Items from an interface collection
____________

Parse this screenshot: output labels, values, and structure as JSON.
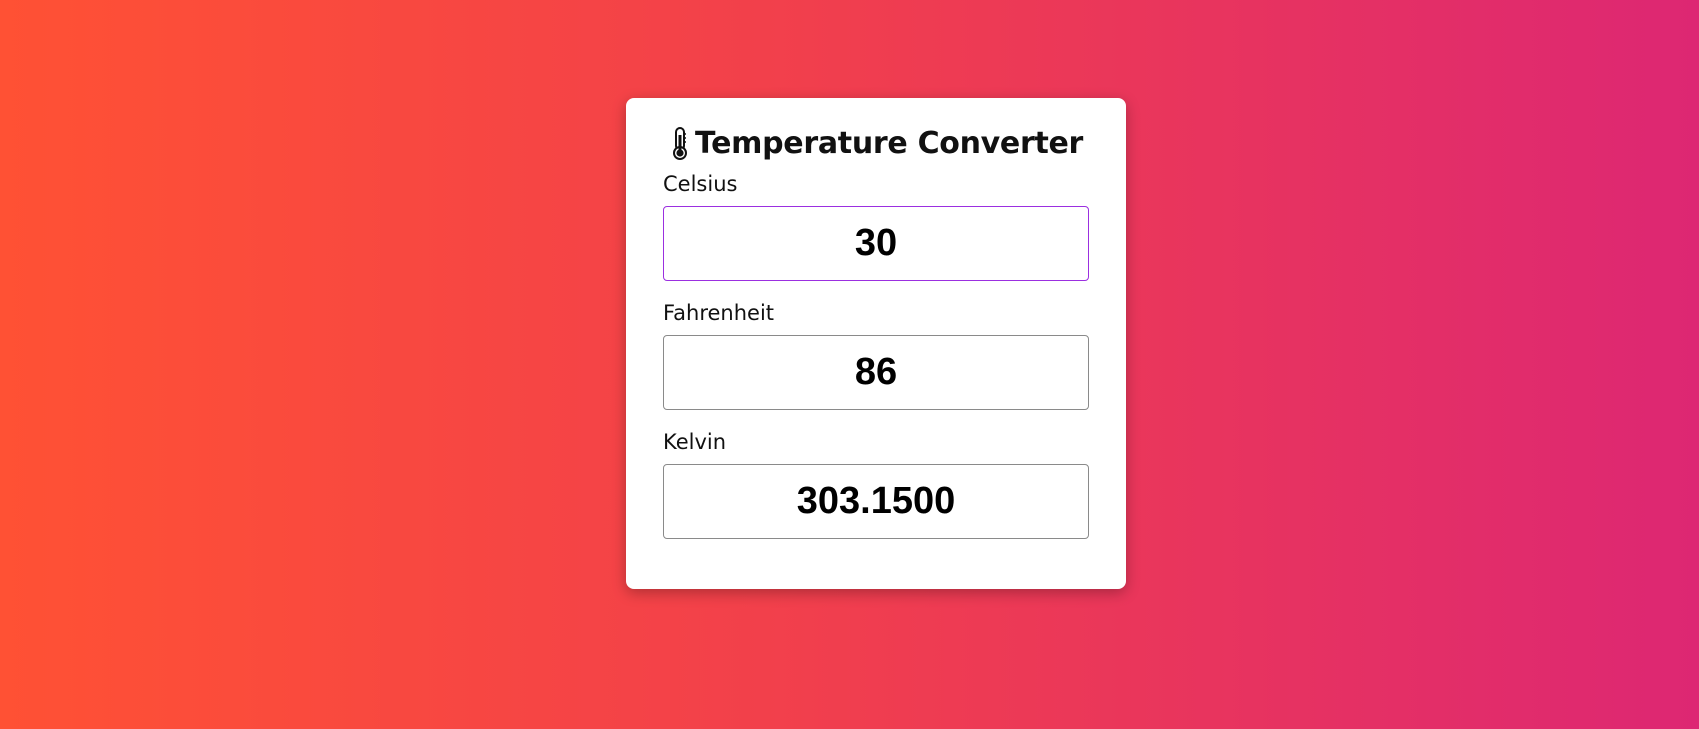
{
  "app": {
    "title": "Temperature Converter",
    "icon": "thermometer-icon"
  },
  "fields": {
    "celsius": {
      "label": "Celsius",
      "value": "30"
    },
    "fahrenheit": {
      "label": "Fahrenheit",
      "value": "86"
    },
    "kelvin": {
      "label": "Kelvin",
      "value": "303.1500"
    }
  },
  "colors": {
    "background_start": "#ff5134",
    "background_end": "#dd2773",
    "focus_border": "#9b2fe0",
    "card": "#ffffff"
  }
}
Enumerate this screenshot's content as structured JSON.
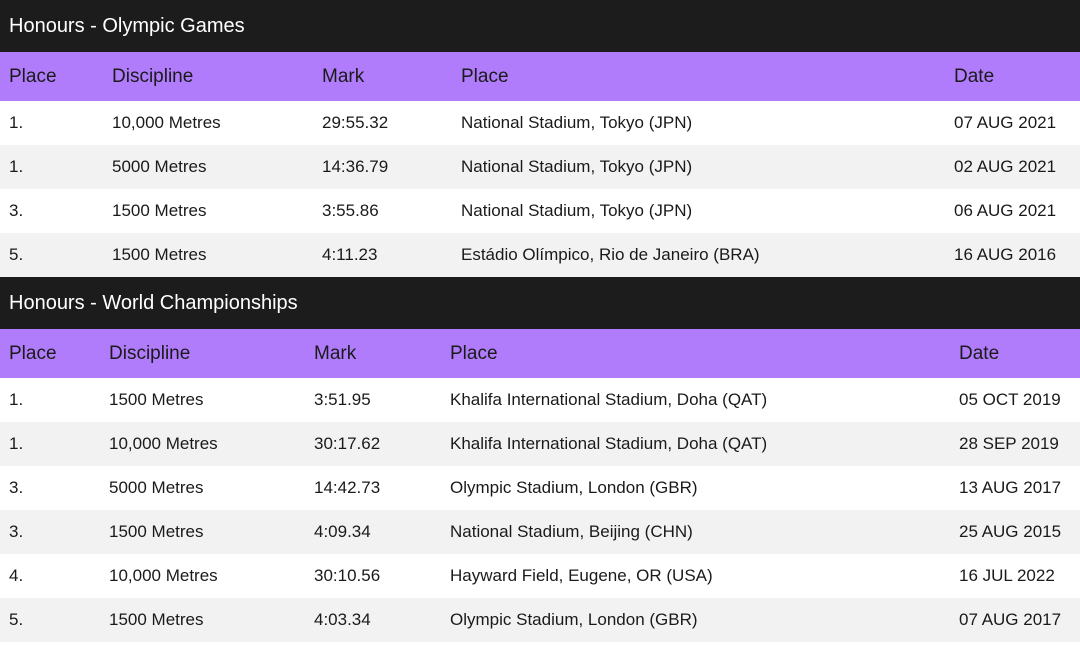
{
  "olympic": {
    "title": "Honours - Olympic Games",
    "headers": [
      "Place",
      "Discipline",
      "Mark",
      "Place",
      "Date"
    ],
    "rows": [
      [
        "1.",
        "10,000 Metres",
        "29:55.32",
        "National Stadium, Tokyo (JPN)",
        "07 AUG 2021"
      ],
      [
        "1.",
        "5000 Metres",
        "14:36.79",
        "National Stadium, Tokyo (JPN)",
        "02 AUG 2021"
      ],
      [
        "3.",
        "1500 Metres",
        "3:55.86",
        "National Stadium, Tokyo (JPN)",
        "06 AUG 2021"
      ],
      [
        "5.",
        "1500 Metres",
        "4:11.23",
        "Estádio Olímpico, Rio de Janeiro (BRA)",
        "16 AUG 2016"
      ]
    ]
  },
  "world": {
    "title": "Honours - World Championships",
    "headers": [
      "Place",
      "Discipline",
      "Mark",
      "Place",
      "Date"
    ],
    "rows": [
      [
        "1.",
        "1500 Metres",
        "3:51.95",
        "Khalifa International Stadium, Doha (QAT)",
        "05 OCT 2019"
      ],
      [
        "1.",
        "10,000 Metres",
        "30:17.62",
        "Khalifa International Stadium, Doha (QAT)",
        "28 SEP 2019"
      ],
      [
        "3.",
        "5000 Metres",
        "14:42.73",
        "Olympic Stadium, London (GBR)",
        "13 AUG 2017"
      ],
      [
        "3.",
        "1500 Metres",
        "4:09.34",
        "National Stadium, Beijing (CHN)",
        "25 AUG 2015"
      ],
      [
        "4.",
        "10,000 Metres",
        "30:10.56",
        "Hayward Field, Eugene, OR (USA)",
        "16 JUL 2022"
      ],
      [
        "5.",
        "1500 Metres",
        "4:03.34",
        "Olympic Stadium, London (GBR)",
        "07 AUG 2017"
      ]
    ]
  },
  "colors": {
    "title_bar": "#1c1c1c",
    "header_row": "#b07cfb",
    "row_alt": "#f2f2f2"
  }
}
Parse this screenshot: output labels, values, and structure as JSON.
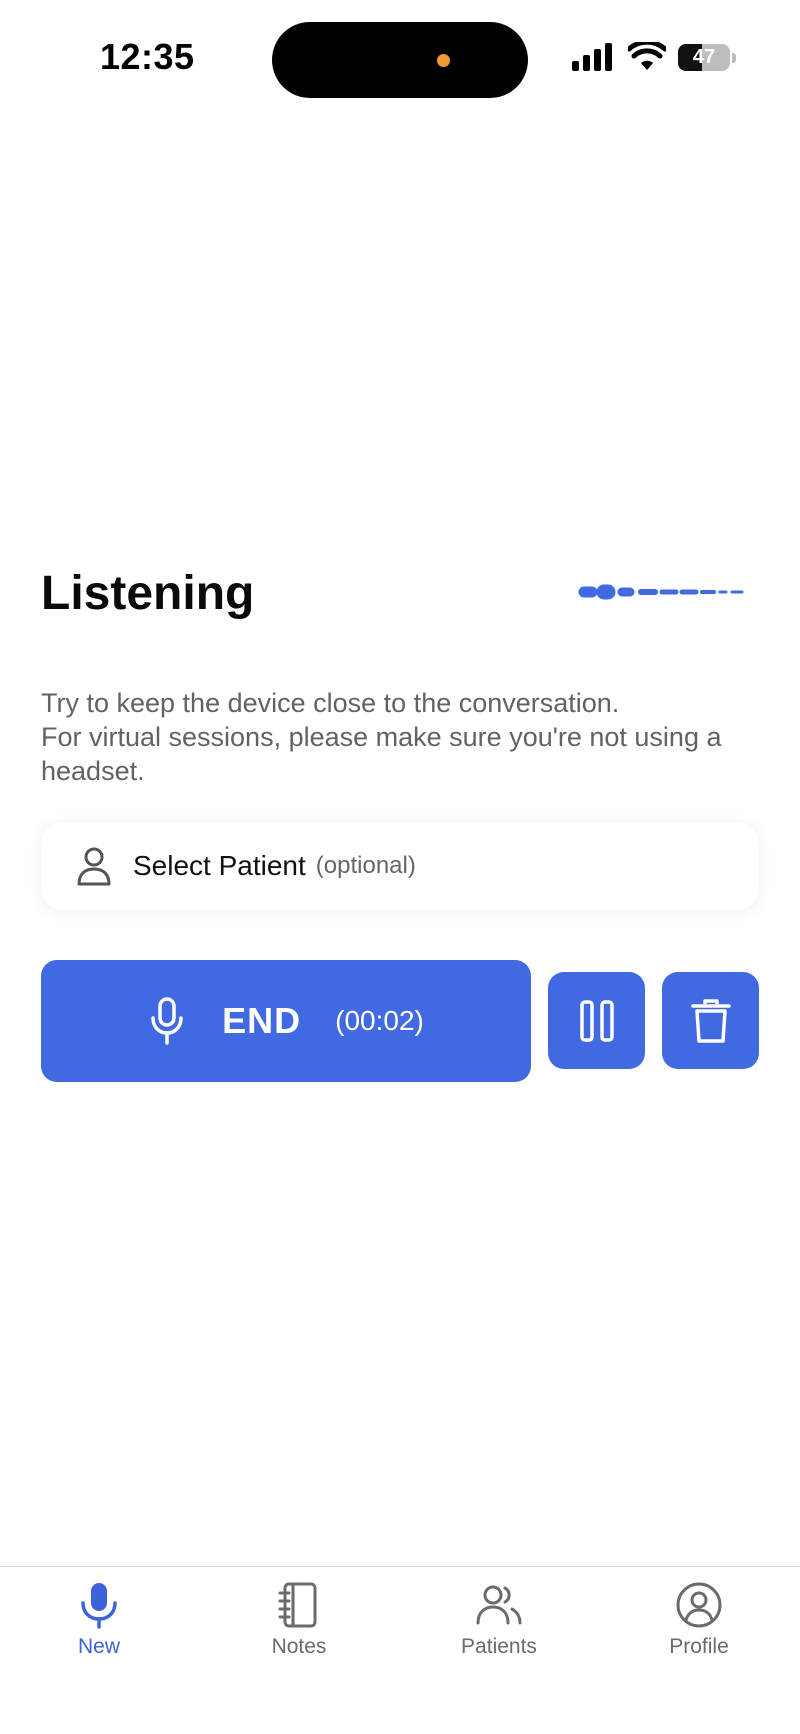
{
  "status_bar": {
    "time": "12:35",
    "battery_level": "47",
    "battery_fraction": 0.47
  },
  "main": {
    "title": "Listening",
    "instructions_line1": "Try to keep the device close to the conversation.",
    "instructions_line2": "For virtual sessions, please make sure you're not using a headset.",
    "patient_select": {
      "label": "Select Patient",
      "optional": "(optional)",
      "icon": "person-icon"
    },
    "recording": {
      "end_label": "END",
      "timer": "(00:02)",
      "mic_icon": "microphone-icon",
      "pause_icon": "pause-icon",
      "delete_icon": "trash-icon"
    }
  },
  "tab_bar": {
    "tabs": [
      {
        "label": "New",
        "icon": "microphone-icon",
        "active": true
      },
      {
        "label": "Notes",
        "icon": "notebook-icon",
        "active": false
      },
      {
        "label": "Patients",
        "icon": "people-icon",
        "active": false
      },
      {
        "label": "Profile",
        "icon": "profile-icon",
        "active": false
      }
    ]
  },
  "colors": {
    "accent": "#4169E1",
    "accent_text": "#3D63DB",
    "muted_text": "#5F6368",
    "recording_indicator": "#F29A38"
  }
}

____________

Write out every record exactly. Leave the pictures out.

Parse this screenshot: output labels, values, and structure as JSON.
{
  "app": {
    "title": "Temperature Converter",
    "icon": "thermometer-icon"
  },
  "fields": {
    "celsius": {
      "label": "Celsius",
      "value": "30"
    },
    "fahrenheit": {
      "label": "Fahrenheit",
      "value": "86"
    },
    "kelvin": {
      "label": "Kelvin",
      "value": "303.1500"
    }
  },
  "colors": {
    "background_start": "#ff5134",
    "background_end": "#dd2773",
    "focus_border": "#9b2fe0",
    "card": "#ffffff"
  }
}
Enumerate this screenshot's content as structured JSON.
{
  "olympic": {
    "title": "Honours - Olympic Games",
    "headers": [
      "Place",
      "Discipline",
      "Mark",
      "Place",
      "Date"
    ],
    "rows": [
      [
        "1.",
        "10,000 Metres",
        "29:55.32",
        "National Stadium, Tokyo (JPN)",
        "07 AUG 2021"
      ],
      [
        "1.",
        "5000 Metres",
        "14:36.79",
        "National Stadium, Tokyo (JPN)",
        "02 AUG 2021"
      ],
      [
        "3.",
        "1500 Metres",
        "3:55.86",
        "National Stadium, Tokyo (JPN)",
        "06 AUG 2021"
      ],
      [
        "5.",
        "1500 Metres",
        "4:11.23",
        "Estádio Olímpico, Rio de Janeiro (BRA)",
        "16 AUG 2016"
      ]
    ]
  },
  "world": {
    "title": "Honours - World Championships",
    "headers": [
      "Place",
      "Discipline",
      "Mark",
      "Place",
      "Date"
    ],
    "rows": [
      [
        "1.",
        "1500 Metres",
        "3:51.95",
        "Khalifa International Stadium, Doha (QAT)",
        "05 OCT 2019"
      ],
      [
        "1.",
        "10,000 Metres",
        "30:17.62",
        "Khalifa International Stadium, Doha (QAT)",
        "28 SEP 2019"
      ],
      [
        "3.",
        "5000 Metres",
        "14:42.73",
        "Olympic Stadium, London (GBR)",
        "13 AUG 2017"
      ],
      [
        "3.",
        "1500 Metres",
        "4:09.34",
        "National Stadium, Beijing (CHN)",
        "25 AUG 2015"
      ],
      [
        "4.",
        "10,000 Metres",
        "30:10.56",
        "Hayward Field, Eugene, OR (USA)",
        "16 JUL 2022"
      ],
      [
        "5.",
        "1500 Metres",
        "4:03.34",
        "Olympic Stadium, London (GBR)",
        "07 AUG 2017"
      ]
    ]
  },
  "colors": {
    "title_bar": "#1c1c1c",
    "header_row": "#b07cfb",
    "row_alt": "#f2f2f2"
  }
}
Parse this screenshot: output labels, values, and structure as JSON.
{
  "status_bar": {
    "time": "12:35",
    "battery_level": "47",
    "battery_fraction": 0.47
  },
  "main": {
    "title": "Listening",
    "instructions_line1": "Try to keep the device close to the conversation.",
    "instructions_line2": "For virtual sessions, please make sure you're not using a headset.",
    "patient_select": {
      "label": "Select Patient",
      "optional": "(optional)",
      "icon": "person-icon"
    },
    "recording": {
      "end_label": "END",
      "timer": "(00:02)",
      "mic_icon": "microphone-icon",
      "pause_icon": "pause-icon",
      "delete_icon": "trash-icon"
    }
  },
  "tab_bar": {
    "tabs": [
      {
        "label": "New",
        "icon": "microphone-icon",
        "active": true
      },
      {
        "label": "Notes",
        "icon": "notebook-icon",
        "active": false
      },
      {
        "label": "Patients",
        "icon": "people-icon",
        "active": false
      },
      {
        "label": "Profile",
        "icon": "profile-icon",
        "active": false
      }
    ]
  },
  "colors": {
    "accent": "#4169E1",
    "accent_text": "#3D63DB",
    "muted_text": "#5F6368",
    "recording_indicator": "#F29A38"
  }
}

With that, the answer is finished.